**Task details**
In full and without alteration, give the listing again.

**Data records**
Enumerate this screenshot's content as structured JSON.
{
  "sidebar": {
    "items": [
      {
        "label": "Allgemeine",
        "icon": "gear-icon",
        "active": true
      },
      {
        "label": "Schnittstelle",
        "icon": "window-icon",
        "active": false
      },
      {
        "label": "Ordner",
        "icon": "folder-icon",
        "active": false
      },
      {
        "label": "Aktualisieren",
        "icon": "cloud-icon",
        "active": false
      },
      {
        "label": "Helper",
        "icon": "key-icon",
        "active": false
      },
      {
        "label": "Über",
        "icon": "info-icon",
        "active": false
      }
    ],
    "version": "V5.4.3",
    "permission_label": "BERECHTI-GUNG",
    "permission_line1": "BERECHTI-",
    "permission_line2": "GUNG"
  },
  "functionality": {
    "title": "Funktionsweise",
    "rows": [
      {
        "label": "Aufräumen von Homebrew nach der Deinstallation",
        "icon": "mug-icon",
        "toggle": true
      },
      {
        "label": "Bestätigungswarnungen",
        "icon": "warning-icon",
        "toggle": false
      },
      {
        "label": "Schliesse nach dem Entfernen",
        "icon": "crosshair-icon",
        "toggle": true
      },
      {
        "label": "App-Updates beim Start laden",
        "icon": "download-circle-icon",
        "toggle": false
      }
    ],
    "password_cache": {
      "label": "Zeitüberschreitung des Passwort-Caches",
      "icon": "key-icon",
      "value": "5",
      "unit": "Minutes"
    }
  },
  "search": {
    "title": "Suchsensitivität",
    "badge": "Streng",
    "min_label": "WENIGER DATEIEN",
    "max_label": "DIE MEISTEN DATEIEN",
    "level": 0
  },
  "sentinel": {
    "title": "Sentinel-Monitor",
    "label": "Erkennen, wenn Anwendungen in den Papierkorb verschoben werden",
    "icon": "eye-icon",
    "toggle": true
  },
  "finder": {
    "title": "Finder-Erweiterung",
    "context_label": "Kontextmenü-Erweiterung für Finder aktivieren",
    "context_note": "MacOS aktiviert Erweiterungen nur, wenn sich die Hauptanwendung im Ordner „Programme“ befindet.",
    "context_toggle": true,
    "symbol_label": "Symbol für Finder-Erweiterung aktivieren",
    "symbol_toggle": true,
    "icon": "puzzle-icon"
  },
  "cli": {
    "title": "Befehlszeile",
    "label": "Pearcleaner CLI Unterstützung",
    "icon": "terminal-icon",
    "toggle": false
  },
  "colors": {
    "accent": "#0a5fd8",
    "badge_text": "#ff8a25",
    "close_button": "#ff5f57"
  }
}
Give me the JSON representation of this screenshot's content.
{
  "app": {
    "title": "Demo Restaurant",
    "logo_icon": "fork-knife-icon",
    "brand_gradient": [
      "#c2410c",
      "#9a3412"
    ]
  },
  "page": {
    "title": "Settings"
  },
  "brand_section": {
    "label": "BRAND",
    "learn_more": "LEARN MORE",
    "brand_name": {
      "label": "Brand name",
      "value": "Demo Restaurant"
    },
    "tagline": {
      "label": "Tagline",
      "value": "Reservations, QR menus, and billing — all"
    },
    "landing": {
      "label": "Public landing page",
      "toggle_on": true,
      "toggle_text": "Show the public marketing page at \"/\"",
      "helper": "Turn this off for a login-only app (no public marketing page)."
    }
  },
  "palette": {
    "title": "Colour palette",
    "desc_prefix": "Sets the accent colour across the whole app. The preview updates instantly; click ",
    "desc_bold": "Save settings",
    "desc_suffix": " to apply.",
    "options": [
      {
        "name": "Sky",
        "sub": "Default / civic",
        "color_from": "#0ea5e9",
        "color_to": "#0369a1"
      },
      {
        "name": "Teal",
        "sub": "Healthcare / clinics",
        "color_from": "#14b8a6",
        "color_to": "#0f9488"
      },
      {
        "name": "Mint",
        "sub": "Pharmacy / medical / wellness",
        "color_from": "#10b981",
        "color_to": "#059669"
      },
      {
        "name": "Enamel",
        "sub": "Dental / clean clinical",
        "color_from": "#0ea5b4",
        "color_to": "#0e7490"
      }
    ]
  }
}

**Response box**
Enumerate this screenshot's content as structured JSON.
{
  "sidebar": {
    "items": [
      {
        "label": "Allgemeine",
        "icon": "gear-icon",
        "active": true
      },
      {
        "label": "Schnittstelle",
        "icon": "window-icon",
        "active": false
      },
      {
        "label": "Ordner",
        "icon": "folder-icon",
        "active": false
      },
      {
        "label": "Aktualisieren",
        "icon": "cloud-icon",
        "active": false
      },
      {
        "label": "Helper",
        "icon": "key-icon",
        "active": false
      },
      {
        "label": "Über",
        "icon": "info-icon",
        "active": false
      }
    ],
    "version": "V5.4.3",
    "permission_label": "BERECHTI-GUNG",
    "permission_line1": "BERECHTI-",
    "permission_line2": "GUNG"
  },
  "functionality": {
    "title": "Funktionsweise",
    "rows": [
      {
        "label": "Aufräumen von Homebrew nach der Deinstallation",
        "icon": "mug-icon",
        "toggle": true
      },
      {
        "label": "Bestätigungswarnungen",
        "icon": "warning-icon",
        "toggle": false
      },
      {
        "label": "Schliesse nach dem Entfernen",
        "icon": "crosshair-icon",
        "toggle": true
      },
      {
        "label": "App-Updates beim Start laden",
        "icon": "download-circle-icon",
        "toggle": false
      }
    ],
    "password_cache": {
      "label": "Zeitüberschreitung des Passwort-Caches",
      "icon": "key-icon",
      "value": "5",
      "unit": "Minutes"
    }
  },
  "search": {
    "title": "Suchsensitivität",
    "badge": "Streng",
    "min_label": "WENIGER DATEIEN",
    "max_label": "DIE MEISTEN DATEIEN",
    "level": 0
  },
  "sentinel": {
    "title": "Sentinel-Monitor",
    "label": "Erkennen, wenn Anwendungen in den Papierkorb verschoben werden",
    "icon": "eye-icon",
    "toggle": true
  },
  "finder": {
    "title": "Finder-Erweiterung",
    "context_label": "Kontextmenü-Erweiterung für Finder aktivieren",
    "context_note": "MacOS aktiviert Erweiterungen nur, wenn sich die Hauptanwendung im Ordner „Programme“ befindet.",
    "context_toggle": true,
    "symbol_label": "Symbol für Finder-Erweiterung aktivieren",
    "symbol_toggle": true,
    "icon": "puzzle-icon"
  },
  "cli": {
    "title": "Befehlszeile",
    "label": "Pearcleaner CLI Unterstützung",
    "icon": "terminal-icon",
    "toggle": false
  },
  "colors": {
    "accent": "#0a5fd8",
    "badge_text": "#ff8a25",
    "close_button": "#ff5f57"
  }
}
Give me the JSON representation of this screenshot's content.
{
  "app": {
    "title": "Demo Restaurant",
    "logo_icon": "fork-knife-icon",
    "brand_gradient": [
      "#c2410c",
      "#9a3412"
    ]
  },
  "page": {
    "title": "Settings"
  },
  "brand_section": {
    "label": "BRAND",
    "learn_more": "LEARN MORE",
    "brand_name": {
      "label": "Brand name",
      "value": "Demo Restaurant"
    },
    "tagline": {
      "label": "Tagline",
      "value": "Reservations, QR menus, and billing — all"
    },
    "landing": {
      "label": "Public landing page",
      "toggle_on": true,
      "toggle_text": "Show the public marketing page at \"/\"",
      "helper": "Turn this off for a login-only app (no public marketing page)."
    }
  },
  "palette": {
    "title": "Colour palette",
    "desc_prefix": "Sets the accent colour across the whole app. The preview updates instantly; click ",
    "desc_bold": "Save settings",
    "desc_suffix": " to apply.",
    "options": [
      {
        "name": "Sky",
        "sub": "Default / civic",
        "color_from": "#0ea5e9",
        "color_to": "#0369a1"
      },
      {
        "name": "Teal",
        "sub": "Healthcare / clinics",
        "color_from": "#14b8a6",
        "color_to": "#0f9488"
      },
      {
        "name": "Mint",
        "sub": "Pharmacy / medical / wellness",
        "color_from": "#10b981",
        "color_to": "#059669"
      },
      {
        "name": "Enamel",
        "sub": "Dental / clean clinical",
        "color_from": "#0ea5b4",
        "color_to": "#0e7490"
      }
    ]
  }
}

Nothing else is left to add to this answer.